January 23 - 25, 2015
“Imminence”: In its February 2013 White Paper the Administration justifies the use of certain drone strikes as consistent with international laws of self-defense by stating that imminence “does not require ... clear evidence that a specific attack on U.S. persons and interests will take place in the immediate future.” How does this attempted reinterpretation of “imminence” comport with the more traditional restrictive meaning of the concept in the Just War framework? Is there legal support for this definition of “imminence”? Does redefinition lower the barrier to go to war?
Assassination: Under what conditions in war is the assassination of people on a targeted list legal? Moral? What criteria should be used to be put someone on the list and who determines who should be on the target list? What kind of checks and balances exist in vetting the list?
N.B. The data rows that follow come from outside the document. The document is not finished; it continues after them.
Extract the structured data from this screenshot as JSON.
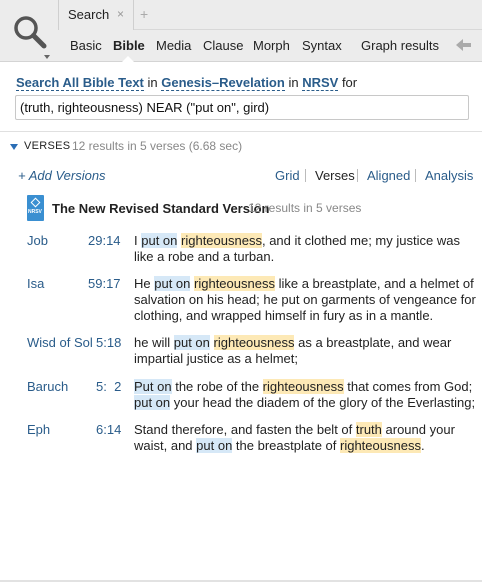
{
  "tabs": [
    {
      "label": "Search",
      "close": "×"
    }
  ],
  "tab_add": "+",
  "nav": {
    "items": [
      "Basic",
      "Bible",
      "Media",
      "Clause",
      "Morph",
      "Syntax",
      "Graph results"
    ],
    "active": "Bible"
  },
  "query": {
    "prefix": "Search All Bible Text",
    "in1": "in",
    "range": "Genesis–Revelation",
    "in2": "in",
    "version": "NRSV",
    "for": "for",
    "input_value": "(truth, righteousness) NEAR (\"put on\", gird)"
  },
  "results": {
    "section_label": "VERSES",
    "summary": "12 results in 5 verses (6.68 sec)",
    "add_versions": "+ Add Versions",
    "views": [
      "Grid",
      "Verses",
      "Aligned",
      "Analysis"
    ],
    "active_view": "Verses",
    "version_badge": "NRSV",
    "version_name": "The New Revised Standard Version",
    "version_count": "12 results in 5 verses",
    "rows": [
      {
        "book": "Job",
        "ref": "29:14",
        "segments": [
          {
            "t": "I "
          },
          {
            "t": "put on",
            "h": "blue"
          },
          {
            "t": " "
          },
          {
            "t": "righteousness",
            "h": "yellow"
          },
          {
            "t": ", and it clothed me; my justice was like a robe and a turban."
          }
        ]
      },
      {
        "book": "Isa",
        "ref": "59:17",
        "segments": [
          {
            "t": "He "
          },
          {
            "t": "put on",
            "h": "blue"
          },
          {
            "t": " "
          },
          {
            "t": "righteousness",
            "h": "yellow"
          },
          {
            "t": " like a breastplate, and a helmet of salvation on his head; he put on garments of vengeance for clothing, and wrapped himself in fury as in a mantle."
          }
        ]
      },
      {
        "book": "Wisd of Sol",
        "ref": "5:18",
        "segments": [
          {
            "t": "he will "
          },
          {
            "t": "put on",
            "h": "blue"
          },
          {
            "t": " "
          },
          {
            "t": "righteousness",
            "h": "yellow"
          },
          {
            "t": " as a breastplate, and wear impartial justice as a helmet;"
          }
        ]
      },
      {
        "book": "Baruch",
        "ref": "5:  2",
        "segments": [
          {
            "t": "Put on",
            "h": "blue"
          },
          {
            "t": " the robe of the "
          },
          {
            "t": "righteousness",
            "h": "yellow"
          },
          {
            "t": " that comes from God; "
          },
          {
            "t": "put on",
            "h": "blue"
          },
          {
            "t": " your head the diadem of the glory of the Everlasting;"
          }
        ]
      },
      {
        "book": "Eph",
        "ref": "6:14",
        "segments": [
          {
            "t": "Stand therefore, and fasten the belt of "
          },
          {
            "t": "truth",
            "h": "yellow"
          },
          {
            "t": " around your waist, and "
          },
          {
            "t": "put on",
            "h": "blue"
          },
          {
            "t": " the breastplate of "
          },
          {
            "t": "righteousness",
            "h": "yellow"
          },
          {
            "t": "."
          }
        ]
      }
    ]
  },
  "colors": {
    "link": "#2a5c8a",
    "highlight_phrase": "#d6e8f7",
    "highlight_term": "#fde9b6",
    "badge": "#3a8fd1"
  },
  "icons": [
    "search-icon",
    "tab-close-icon",
    "add-tab-icon",
    "back-arrow-icon",
    "collapse-triangle-icon",
    "bible-version-icon"
  ]
}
Killing U.S. Citizens: Four U.S. citizens have been killed by drone strikes, including non -combatants, far from any battlefield. Are these killings legal? Do they raise different legal issues than the killing of non-citizens? What are the criteria to determine whether Americans have actually joined in a fight against the United States? Should the United States government have the right to treat them as if they have given up their right to due process and if so, when and how should this be done? Who makes that decision (a court, the Administration, Congress)?
Civilian Casualties: Drones may kill fewer civilians than other weapons. Does that make them more moral than other weapons? How should governments respond to civilian casualties? Should they pay reparations to the families of those killed or wounded by drones?
Dr. Sarah Sayeed, Interfaith Center of New York
Mary Ellen O’Connell, Professor of Law and Research Professor of International Dispute Resolution, University of Notre Dame Law School
Marjorie Cohn, Professor of Law at Thomas Jefferson School of Law; former President of the National Lawyers Guild, San Diego, CA
Pardiss Kebriaei, Center for Constitutional Rights, New York
Production costs for this series of videos are partially underwritten by Coalition for Peace Action and by Broome County Peace Action.